NASCAR did not give Sadler the number of G-forces recorded by the black box device and the governing body typically does not release that information.
"We do not share those numbers except with the team and the folks at the Midwest Roadside Safety Facility at the University of Nebraska," NASCAR said in a statement.
"They want to meet with me this weekend," Sadler said on Tuesday. "But we were told this morning that it was the hardest one they have in their data in history."
That means harder than Kyle Petty's 2003 crash at Bristol which, according to published reports, was the hardest at the time at more than 80 Gs (80 times the force of gravity).
It bears repeating that it's a testament to NASCAR's safety initiatives that Sadler walked away from the crash virtually unhurt. The same can't be said for Sadler's engine, which was immediately homeless after it bounced off the steel barrier.

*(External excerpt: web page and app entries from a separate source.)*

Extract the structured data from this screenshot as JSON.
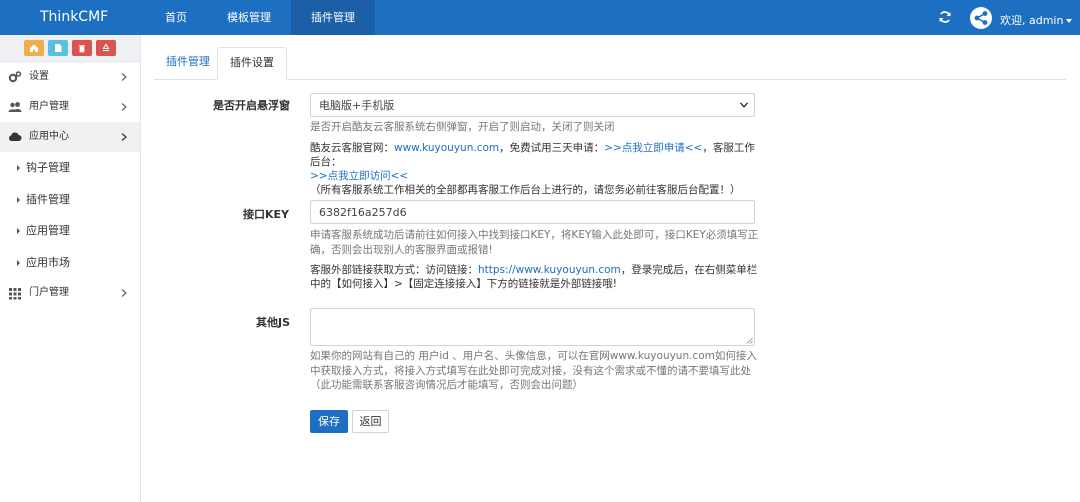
{
  "header": {
    "brand": "ThinkCMF",
    "nav": [
      {
        "label": "首页"
      },
      {
        "label": "模板管理"
      },
      {
        "label": "插件管理"
      }
    ],
    "user_greeting": "欢迎, admin"
  },
  "sidebar": {
    "shortcuts": [
      {
        "icon": "home-icon",
        "color": "#f0ad4e"
      },
      {
        "icon": "file-icon",
        "color": "#5bc0de"
      },
      {
        "icon": "trash-icon",
        "color": "#d9534f"
      },
      {
        "icon": "recycle-icon",
        "color": "#d9534f"
      }
    ],
    "menu": [
      {
        "label": "设置",
        "icon": "gear-icon"
      },
      {
        "label": "用户管理",
        "icon": "users-icon"
      },
      {
        "label": "应用中心",
        "icon": "cloud-icon"
      }
    ],
    "submenu": [
      {
        "label": "钩子管理"
      },
      {
        "label": "插件管理"
      },
      {
        "label": "应用管理"
      },
      {
        "label": "应用市场"
      }
    ],
    "menu_after": {
      "label": "门户管理",
      "icon": "grid-icon"
    }
  },
  "tabs": [
    {
      "label": "插件管理"
    },
    {
      "label": "插件设置"
    }
  ],
  "form": {
    "float": {
      "label": "是否开启悬浮窗",
      "value": "电脑版+手机版",
      "help": "是否开启酷友云客服系统右侧弹窗，开启了则启动，关闭了则关闭",
      "note_prefix": "酷友云客服官网：",
      "note_site": "www.kuyouyun.com",
      "note_mid": "，免费试用三天申请：",
      "note_apply": ">>点我立即申请<<",
      "note_backend": "，客服工作后台：",
      "note_visit": ">>点我立即访问<<",
      "note_tip": "（所有客服系统工作相关的全部都再客服工作后台上进行的，请您务必前往客服后台配置！）"
    },
    "key": {
      "label": "接口KEY",
      "value": "6382f16a257d6",
      "help": "申请客服系统成功后请前往如何接入中找到接口KEY，将KEY输入此处即可，接口KEY必须填写正确，否则会出现别人的客服界面或报错!",
      "note_prefix": "客服外部链接获取方式：访问链接：",
      "note_link": "https://www.kuyouyun.com",
      "note_rest": "，登录完成后，在右侧菜单栏中的【如何接入】>【固定连接接入】下方的链接就是外部链接哦!"
    },
    "js": {
      "label": "其他JS",
      "help": "如果你的网站有自己的 用户id 、用户名、头像信息，可以在官网www.kuyouyun.com如何接入中获取接入方式，将接入方式填写在此处即可完成对接，没有这个需求或不懂的请不要填写此处（此功能需联系客服咨询情况后才能填写，否则会出问题）"
    },
    "save_label": "保存",
    "back_label": "返回"
  },
  "colors": {
    "topbar": "#1d6fc2",
    "accent": "#1d6fc2"
  }
}
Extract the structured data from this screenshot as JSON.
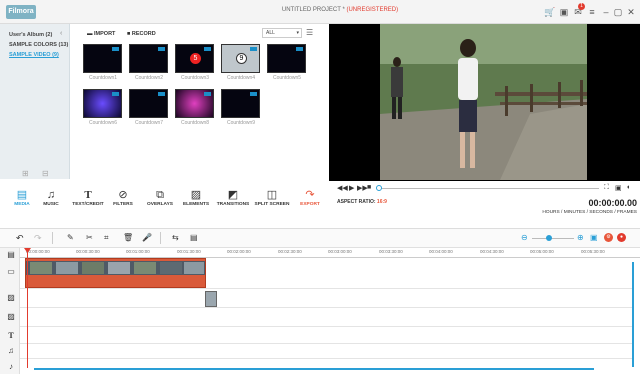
{
  "app": {
    "logo_text": "Filmora",
    "title": "UNTITLED PROJECT *",
    "unregistered": "(UNREGISTERED)",
    "notification_count": "1"
  },
  "sidebar": {
    "items": [
      {
        "label": "User's Album (2)",
        "active": false
      },
      {
        "label": "SAMPLE COLORS (13)",
        "active": false
      },
      {
        "label": "SAMPLE VIDEO (9)",
        "active": true
      }
    ]
  },
  "browser": {
    "import_label": "IMPORT",
    "record_label": "RECORD",
    "filter_value": "ALL",
    "thumbnails": [
      {
        "label": "Countdown1"
      },
      {
        "label": "Countdown2"
      },
      {
        "label": "Countdown3"
      },
      {
        "label": "Countdown4"
      },
      {
        "label": "Countdown5"
      },
      {
        "label": "Countdown6"
      },
      {
        "label": "Countdown7"
      },
      {
        "label": "Countdown8"
      },
      {
        "label": "Countdown9"
      }
    ]
  },
  "player": {
    "aspect_label": "ASPECT RATIO:",
    "aspect_value": "16:9",
    "timecode": "00:00:00.00",
    "timecode_format": "HOURS / MINUTES / SECONDS / FRAMES"
  },
  "toolbar": {
    "items": [
      {
        "label": "MEDIA",
        "icon": "media-icon"
      },
      {
        "label": "MUSIC",
        "icon": "music-icon"
      },
      {
        "label": "TEXT/CREDIT",
        "icon": "text-icon"
      },
      {
        "label": "FILTERS",
        "icon": "filters-icon"
      },
      {
        "label": "OVERLAYS",
        "icon": "overlays-icon"
      },
      {
        "label": "ELEMENTS",
        "icon": "elements-icon"
      },
      {
        "label": "TRANSITIONS",
        "icon": "transitions-icon"
      },
      {
        "label": "SPLIT SCREEN",
        "icon": "split-screen-icon"
      },
      {
        "label": "EXPORT",
        "icon": "export-icon"
      }
    ]
  },
  "timeline": {
    "ruler_ticks": [
      "00:00:00:00",
      "00:00:30:00",
      "00:01:00:00",
      "00:01:30:00",
      "00:02:00:00",
      "00:02:30:00",
      "00:03:00:00",
      "00:03:30:00",
      "00:04:00:00",
      "00:04:30:00",
      "00:05:00:00",
      "00:05:30:00"
    ]
  },
  "colors": {
    "accent": "#2a9fd6",
    "export": "#e8563a",
    "clip": "#d95a3a"
  }
}
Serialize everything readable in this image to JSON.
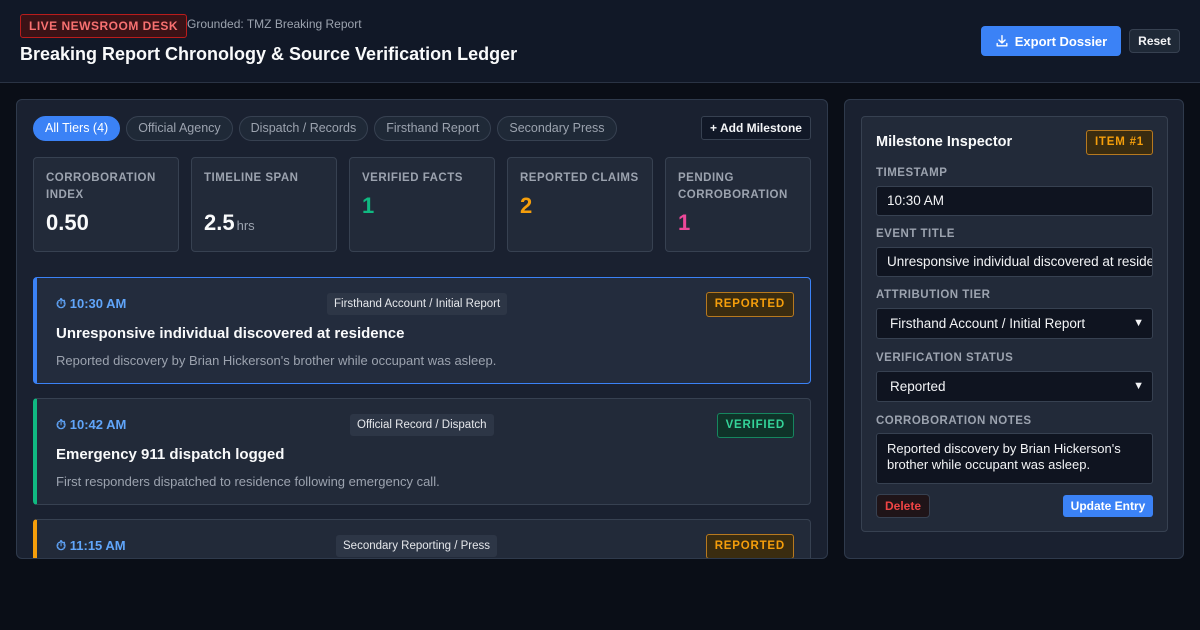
{
  "header": {
    "badge": "LIVE NEWSROOM DESK",
    "grounded": "Grounded: TMZ Breaking Report",
    "title": "Breaking Report Chronology & Source Verification Ledger",
    "export_label": "Export Dossier",
    "reset_label": "Reset"
  },
  "tabs": [
    {
      "label": "All Tiers (4)",
      "active": true
    },
    {
      "label": "Official Agency",
      "active": false
    },
    {
      "label": "Dispatch / Records",
      "active": false
    },
    {
      "label": "Firsthand Report",
      "active": false
    },
    {
      "label": "Secondary Press",
      "active": false
    }
  ],
  "add_milestone_label": "+ Add Milestone",
  "stats": [
    {
      "label": "CORROBORATION INDEX",
      "value": "0.50",
      "unit": "",
      "color": "#f9fafb"
    },
    {
      "label": "TIMELINE SPAN",
      "value": "2.5",
      "unit": "hrs",
      "color": "#f9fafb"
    },
    {
      "label": "VERIFIED FACTS",
      "value": "1",
      "unit": "",
      "color": "#10b981"
    },
    {
      "label": "REPORTED CLAIMS",
      "value": "2",
      "unit": "",
      "color": "#f59e0b"
    },
    {
      "label": "PENDING CORROBORATION",
      "value": "1",
      "unit": "",
      "color": "#ec4899"
    }
  ],
  "entries": [
    {
      "time": "⏱ 10:30 AM",
      "tier": "Firsthand Account / Initial Report",
      "status": "REPORTED",
      "title": "Unresponsive individual discovered at residence",
      "desc": "Reported discovery by Brian Hickerson's brother while occupant was asleep."
    },
    {
      "time": "⏱ 10:42 AM",
      "tier": "Official Record / Dispatch",
      "status": "VERIFIED",
      "title": "Emergency 911 dispatch logged",
      "desc": "First responders dispatched to residence following emergency call."
    },
    {
      "time": "⏱ 11:15 AM",
      "tier": "Secondary Reporting / Press",
      "status": "REPORTED",
      "title": "",
      "desc": ""
    }
  ],
  "inspector": {
    "title": "Milestone Inspector",
    "item_badge": "ITEM #1",
    "timestamp_label": "TIMESTAMP",
    "timestamp_value": "10:30 AM",
    "event_title_label": "EVENT TITLE",
    "event_title_value": "Unresponsive individual discovered at residence",
    "tier_label": "ATTRIBUTION TIER",
    "tier_value": "Firsthand Account / Initial Report",
    "status_label": "VERIFICATION STATUS",
    "status_value": "Reported",
    "notes_label": "CORROBORATION NOTES",
    "notes_value": "Reported discovery by Brian Hickerson's brother while occupant was asleep.",
    "delete_label": "Delete",
    "update_label": "Update Entry"
  },
  "colors": {
    "accent": "#3b82f6",
    "verified": "#10b981",
    "reported": "#f59e0b",
    "pending": "#ec4899"
  }
}
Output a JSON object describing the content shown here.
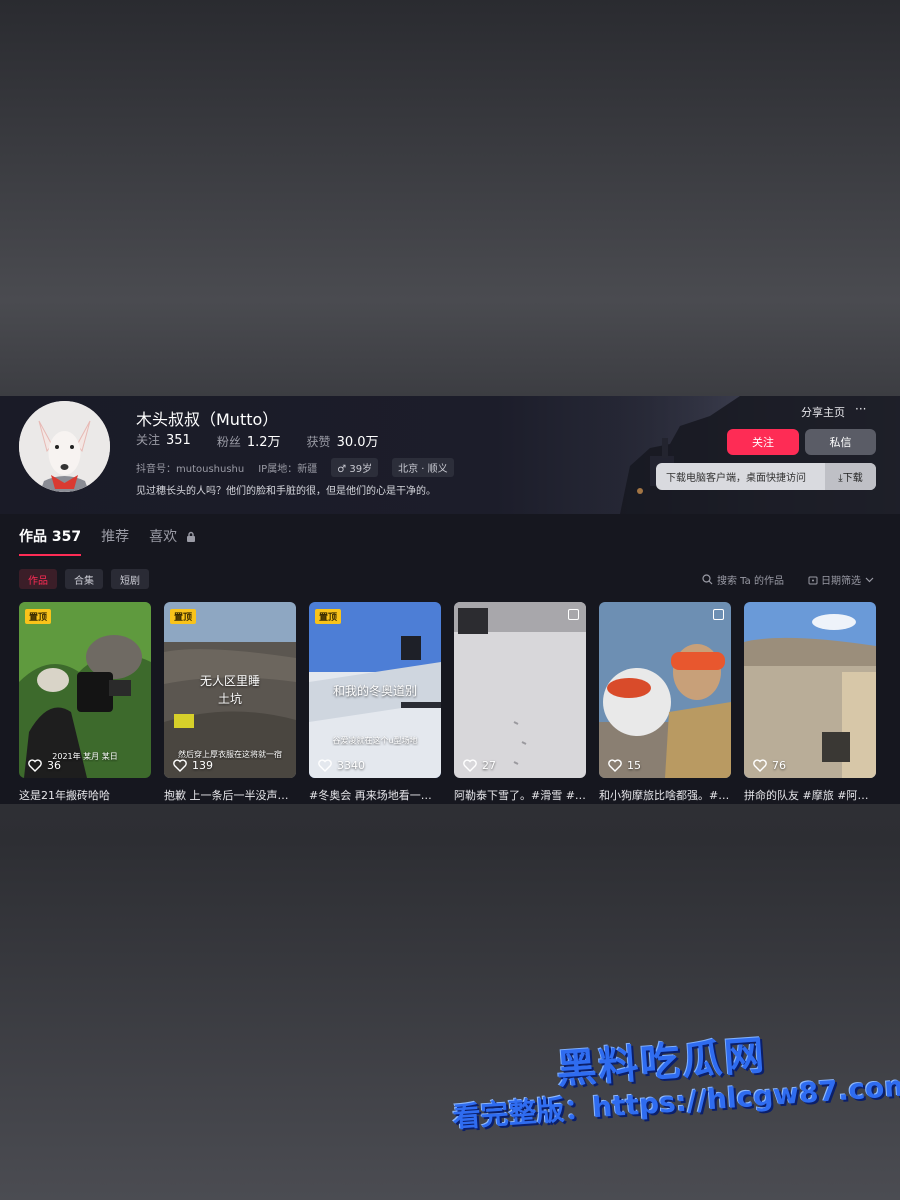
{
  "profile": {
    "name": "木头叔叔（Mutto）",
    "following_label": "关注",
    "following": "351",
    "fans_label": "粉丝",
    "fans": "1.2万",
    "likes_label": "获赞",
    "likes": "30.0万",
    "douyin_id": "抖音号：mutoushushu",
    "ip": "IP属地：新疆",
    "age": "♂ 39岁",
    "location": "北京 · 顺义",
    "bio": "见过穗长头的人吗？他们的脸和手脏的很，但是他们的心是干净的。"
  },
  "actions": {
    "share": "分享主页",
    "more": "···",
    "follow": "关注",
    "message": "私信",
    "download_text": "下载电脑客户端，桌面快捷访问",
    "download_btn": "⤓下载"
  },
  "tabs": [
    {
      "label": "作品 357"
    },
    {
      "label": "推荐"
    },
    {
      "label": "喜欢"
    }
  ],
  "filters": [
    {
      "label": "作品"
    },
    {
      "label": "合集"
    },
    {
      "label": "短剧"
    }
  ],
  "search_works": "搜索 Ta 的作品",
  "date_filter": "日期筛选",
  "videos": [
    {
      "pinned": "置顶",
      "likes": "36",
      "caption": "这是21年搬砖哈哈",
      "overlay": "",
      "small": "2021年 某月 某日"
    },
    {
      "pinned": "置顶",
      "likes": "139",
      "caption": "抱歉 上一条后一半没声…",
      "overlay": "无人区里睡\n土坑",
      "small": "然后穿上厚衣服在这将就一宿"
    },
    {
      "pinned": "置顶",
      "likes": "3340",
      "caption": "#冬奥会 再来场地看一…",
      "overlay": "和我的冬奥道别",
      "small": "谷爱凌就在这个u型场地"
    },
    {
      "pinned": "",
      "likes": "27",
      "caption": "阿勒泰下雪了。#滑雪 #…",
      "overlay": "",
      "small": ""
    },
    {
      "pinned": "",
      "likes": "15",
      "caption": "和小狗摩旅比啥都强。#…",
      "overlay": "",
      "small": ""
    },
    {
      "pinned": "",
      "likes": "76",
      "caption": "拼命的队友 #摩旅 #阿里…",
      "overlay": "",
      "small": ""
    }
  ],
  "watermark": {
    "logo": "黑料吃瓜网",
    "url": "看完整版：https://hlcgw87.com"
  }
}
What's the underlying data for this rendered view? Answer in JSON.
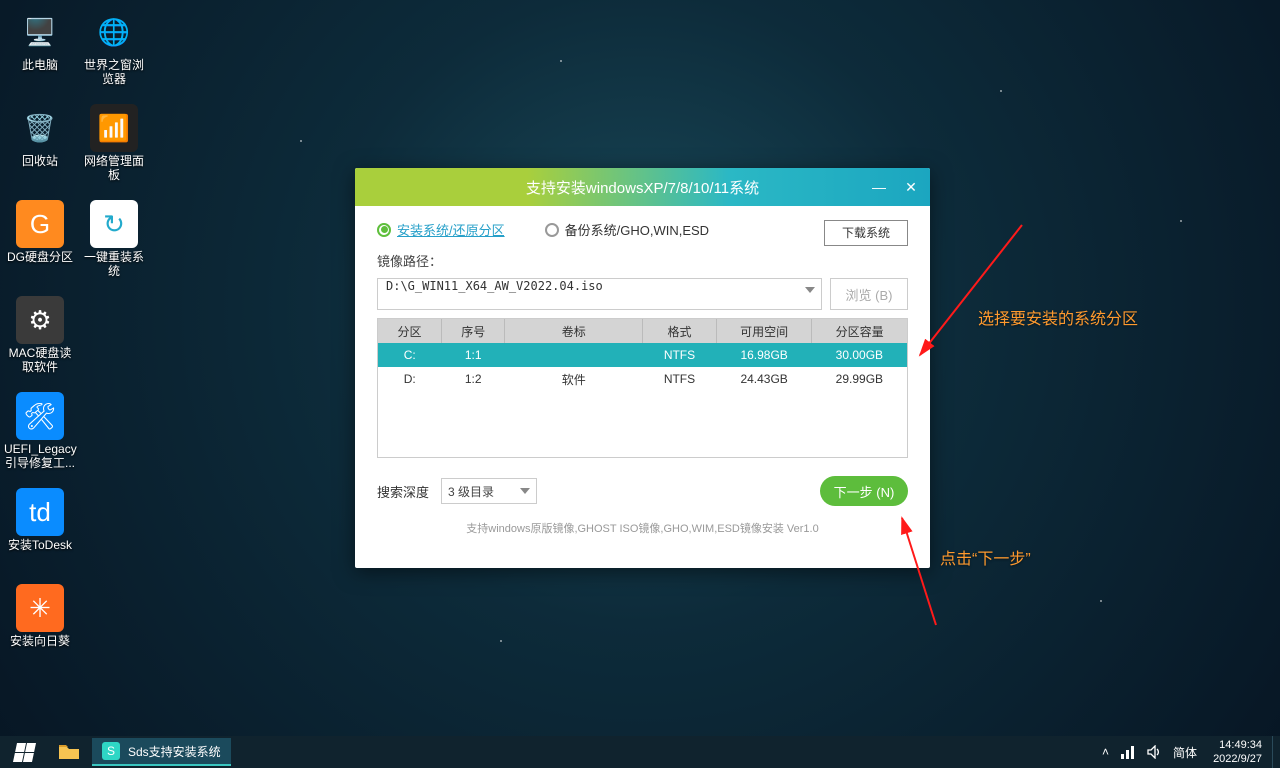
{
  "desktop_icons": [
    {
      "label": "此电脑",
      "glyph": "🖥️",
      "bg": ""
    },
    {
      "label": "世界之窗浏\n览器",
      "glyph": "🌐",
      "bg": ""
    },
    {
      "label": "回收站",
      "glyph": "🗑️",
      "bg": ""
    },
    {
      "label": "网络管理面\n板",
      "glyph": "📶",
      "bg": "#222"
    },
    {
      "label": "DG硬盘分区",
      "glyph": "G",
      "bg": "#ff8a1f"
    },
    {
      "label": "一键重装系\n统",
      "glyph": "↻",
      "bg": "#fff"
    },
    {
      "label": "MAC硬盘读\n取软件",
      "glyph": "⚙",
      "bg": "#3a3a3a"
    },
    {
      "label": "UEFI_Legacy\n引导修复工...",
      "glyph": "🛠",
      "bg": "#0a8cff"
    },
    {
      "label": "安装ToDesk",
      "glyph": "td",
      "bg": "#0a8cff"
    },
    {
      "label": "安装向日葵",
      "glyph": "✳",
      "bg": "#ff6a1f"
    }
  ],
  "icon_map": {
    "0": {
      "r": 0,
      "c": 0
    },
    "1": {
      "r": 0,
      "c": 1
    },
    "2": {
      "r": 1,
      "c": 0
    },
    "3": {
      "r": 1,
      "c": 1
    },
    "4": {
      "r": 2,
      "c": 0
    },
    "5": {
      "r": 2,
      "c": 1
    },
    "6": {
      "r": 3,
      "c": 0
    },
    "8": {
      "r": 5,
      "c": 0
    },
    "7": {
      "r": 4,
      "c": 0
    },
    "9": {
      "r": 6,
      "c": 0
    }
  },
  "dialog": {
    "title": "支持安装windowsXP/7/8/10/11系统",
    "radio": {
      "install": "安装系统/还原分区",
      "backup": "备份系统/GHO,WIN,ESD"
    },
    "download_btn": "下载系统",
    "image_path_label": "镜像路径：",
    "image_path_value": "D:\\G_WIN11_X64_AW_V2022.04.iso",
    "browse_btn": "浏览 (B)",
    "columns": [
      "分区",
      "序号",
      "卷标",
      "格式",
      "可用空间",
      "分区容量"
    ],
    "rows": [
      {
        "drive": "C:",
        "idx": "1:1",
        "vol": "",
        "fmt": "NTFS",
        "free": "16.98GB",
        "size": "30.00GB",
        "selected": true
      },
      {
        "drive": "D:",
        "idx": "1:2",
        "vol": "软件",
        "fmt": "NTFS",
        "free": "24.43GB",
        "size": "29.99GB",
        "selected": false
      }
    ],
    "depth_label": "搜索深度",
    "depth_value": "3 级目录",
    "next_btn": "下一步 (N)",
    "footer": "支持windows原版镜像,GHOST ISO镜像,GHO,WIM,ESD镜像安装 Ver1.0"
  },
  "annotations": {
    "a1": "选择要安装的系统分区",
    "a2": "点击“下一步”"
  },
  "taskbar": {
    "app_label": "Sds支持安装系统",
    "ime": "简体",
    "time": "14:49:34",
    "date": "2022/9/27"
  }
}
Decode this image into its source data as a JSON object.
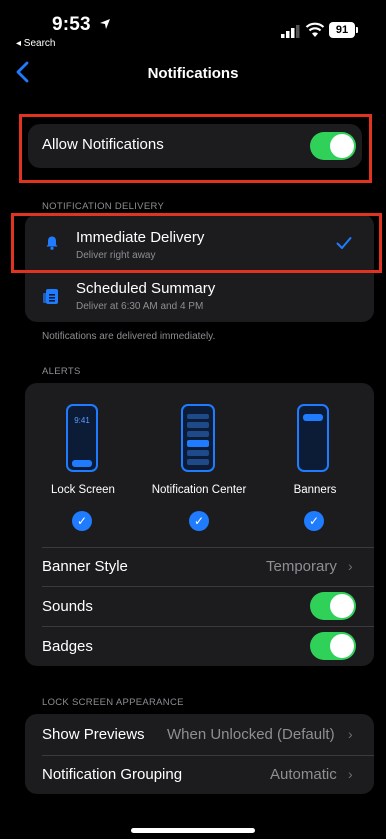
{
  "status": {
    "time": "9:53",
    "back_label": "◂ Search",
    "battery": "91"
  },
  "nav": {
    "title": "Notifications"
  },
  "allow": {
    "label": "Allow Notifications",
    "on": true
  },
  "delivery": {
    "header": "NOTIFICATION DELIVERY",
    "options": [
      {
        "title": "Immediate Delivery",
        "subtitle": "Deliver right away",
        "selected": true
      },
      {
        "title": "Scheduled Summary",
        "subtitle": "Deliver at 6:30 AM and 4 PM",
        "selected": false
      }
    ],
    "footer": "Notifications are delivered immediately."
  },
  "alerts": {
    "header": "ALERTS",
    "styles": [
      {
        "label": "Lock Screen",
        "preview_time": "9:41",
        "checked": true
      },
      {
        "label": "Notification Center",
        "checked": true
      },
      {
        "label": "Banners",
        "checked": true
      }
    ],
    "banner_style": {
      "label": "Banner Style",
      "value": "Temporary"
    },
    "sounds": {
      "label": "Sounds",
      "on": true
    },
    "badges": {
      "label": "Badges",
      "on": true
    }
  },
  "lock_screen": {
    "header": "LOCK SCREEN APPEARANCE",
    "show_previews": {
      "label": "Show Previews",
      "value": "When Unlocked (Default)"
    },
    "grouping": {
      "label": "Notification Grouping",
      "value": "Automatic"
    }
  },
  "colors": {
    "accent": "#1f7cff",
    "toggle_on": "#30d158",
    "highlight": "#e03320"
  }
}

Pocono Raceway officials haven't announced any intentions to make the inside walls around the track safer before 2011. But given the reaction to the crash, hopefully safety changes are inevitable.